[[ Available data, beginning ]]

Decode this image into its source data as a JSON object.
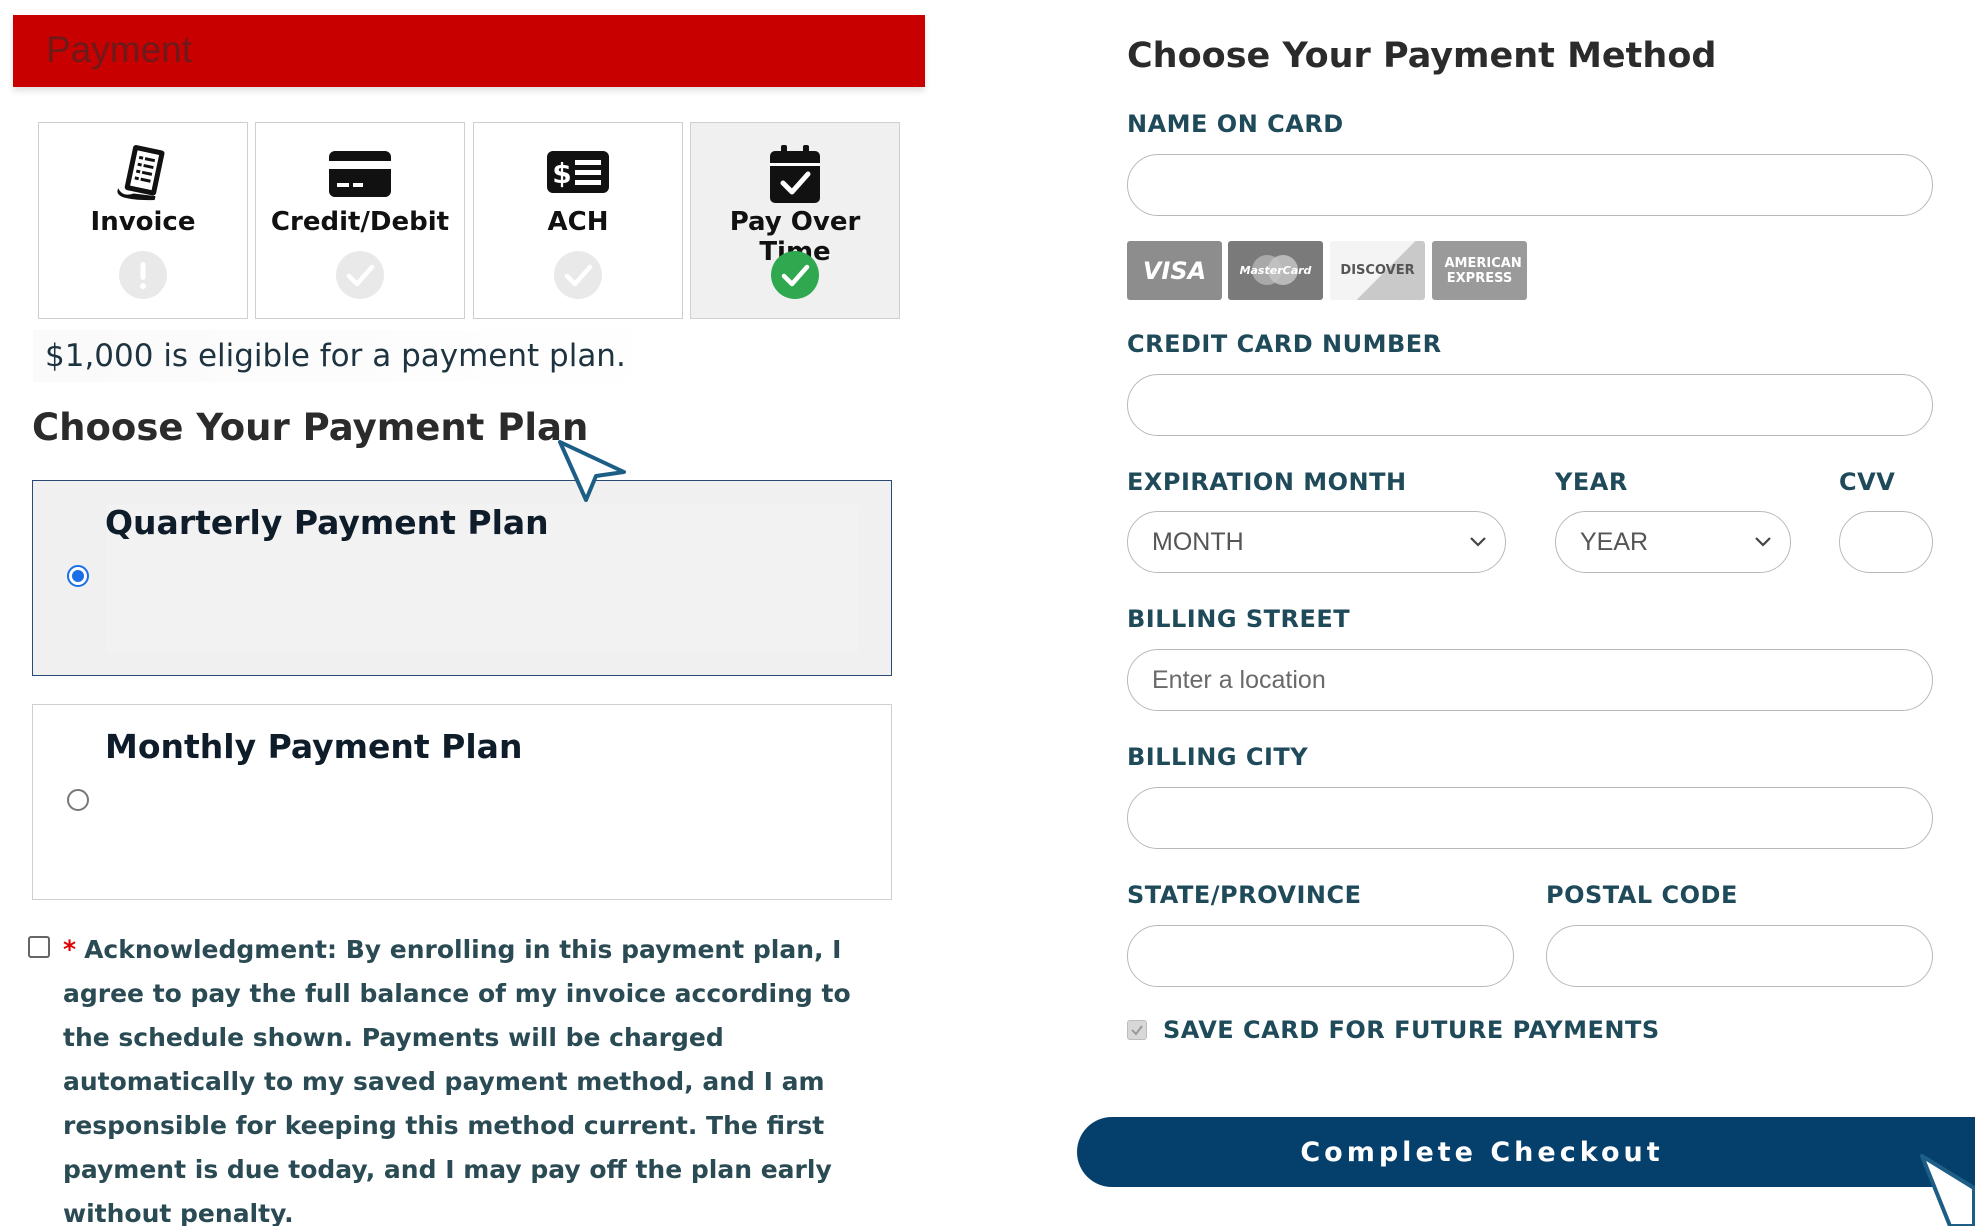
{
  "header": {
    "title": "Payment"
  },
  "tabs": [
    {
      "label": "Invoice",
      "icon": "invoice-icon",
      "status": "warning"
    },
    {
      "label": "Credit/Debit",
      "icon": "credit-card-icon",
      "status": "check"
    },
    {
      "label": "ACH",
      "icon": "ach-icon",
      "status": "check"
    },
    {
      "label": "Pay Over Time",
      "icon": "calendar-check-icon",
      "status": "selected"
    }
  ],
  "eligibility_text": "$1,000 is eligible for a payment plan.",
  "plan_section": {
    "heading": "Choose Your Payment Plan",
    "plans": [
      {
        "title": "Quarterly Payment Plan",
        "selected": true
      },
      {
        "title": "Monthly Payment Plan",
        "selected": false
      }
    ]
  },
  "acknowledgment": {
    "required_mark": "*",
    "text": "Acknowledgment: By enrolling in this payment plan, I agree to pay the full balance of my invoice according to the schedule shown. Payments will be charged automatically to my saved payment method, and I am responsible for keeping this method current. The first payment is due today, and I may pay off the plan early without penalty."
  },
  "payment_method": {
    "heading": "Choose Your Payment Method",
    "name_on_card_label": "NAME ON CARD",
    "card_brands": [
      "VISA",
      "MasterCard",
      "DISCOVER",
      "AMERICAN EXPRESS"
    ],
    "card_number_label": "CREDIT CARD NUMBER",
    "exp_month_label": "EXPIRATION MONTH",
    "exp_month_value": "MONTH",
    "year_label": "YEAR",
    "year_value": "YEAR",
    "cvv_label": "CVV",
    "billing_street_label": "BILLING STREET",
    "billing_street_placeholder": "Enter a location",
    "billing_city_label": "BILLING CITY",
    "state_label": "STATE/PROVINCE",
    "postal_label": "POSTAL CODE",
    "save_card_label": "SAVE CARD FOR FUTURE PAYMENTS",
    "checkout_label": "Complete Checkout"
  },
  "colors": {
    "header_red": "#c80000",
    "navy": "#053f6c",
    "success_green": "#2fa84f",
    "label_teal": "#1f4a5a"
  }
}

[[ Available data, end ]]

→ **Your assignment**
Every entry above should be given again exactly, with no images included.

→ **Task output**
Decode this image into its source data as a JSON object.
{
  "header": {
    "title": "Payment"
  },
  "tabs": [
    {
      "label": "Invoice",
      "icon": "invoice-icon",
      "status": "warning"
    },
    {
      "label": "Credit/Debit",
      "icon": "credit-card-icon",
      "status": "check"
    },
    {
      "label": "ACH",
      "icon": "ach-icon",
      "status": "check"
    },
    {
      "label": "Pay Over Time",
      "icon": "calendar-check-icon",
      "status": "selected"
    }
  ],
  "eligibility_text": "$1,000 is eligible for a payment plan.",
  "plan_section": {
    "heading": "Choose Your Payment Plan",
    "plans": [
      {
        "title": "Quarterly Payment Plan",
        "selected": true
      },
      {
        "title": "Monthly Payment Plan",
        "selected": false
      }
    ]
  },
  "acknowledgment": {
    "required_mark": "*",
    "text": "Acknowledgment: By enrolling in this payment plan, I agree to pay the full balance of my invoice according to the schedule shown. Payments will be charged automatically to my saved payment method, and I am responsible for keeping this method current. The first payment is due today, and I may pay off the plan early without penalty."
  },
  "payment_method": {
    "heading": "Choose Your Payment Method",
    "name_on_card_label": "NAME ON CARD",
    "card_brands": [
      "VISA",
      "MasterCard",
      "DISCOVER",
      "AMERICAN EXPRESS"
    ],
    "card_number_label": "CREDIT CARD NUMBER",
    "exp_month_label": "EXPIRATION MONTH",
    "exp_month_value": "MONTH",
    "year_label": "YEAR",
    "year_value": "YEAR",
    "cvv_label": "CVV",
    "billing_street_label": "BILLING STREET",
    "billing_street_placeholder": "Enter a location",
    "billing_city_label": "BILLING CITY",
    "state_label": "STATE/PROVINCE",
    "postal_label": "POSTAL CODE",
    "save_card_label": "SAVE CARD FOR FUTURE PAYMENTS",
    "checkout_label": "Complete Checkout"
  },
  "colors": {
    "header_red": "#c80000",
    "navy": "#053f6c",
    "success_green": "#2fa84f",
    "label_teal": "#1f4a5a"
  }
}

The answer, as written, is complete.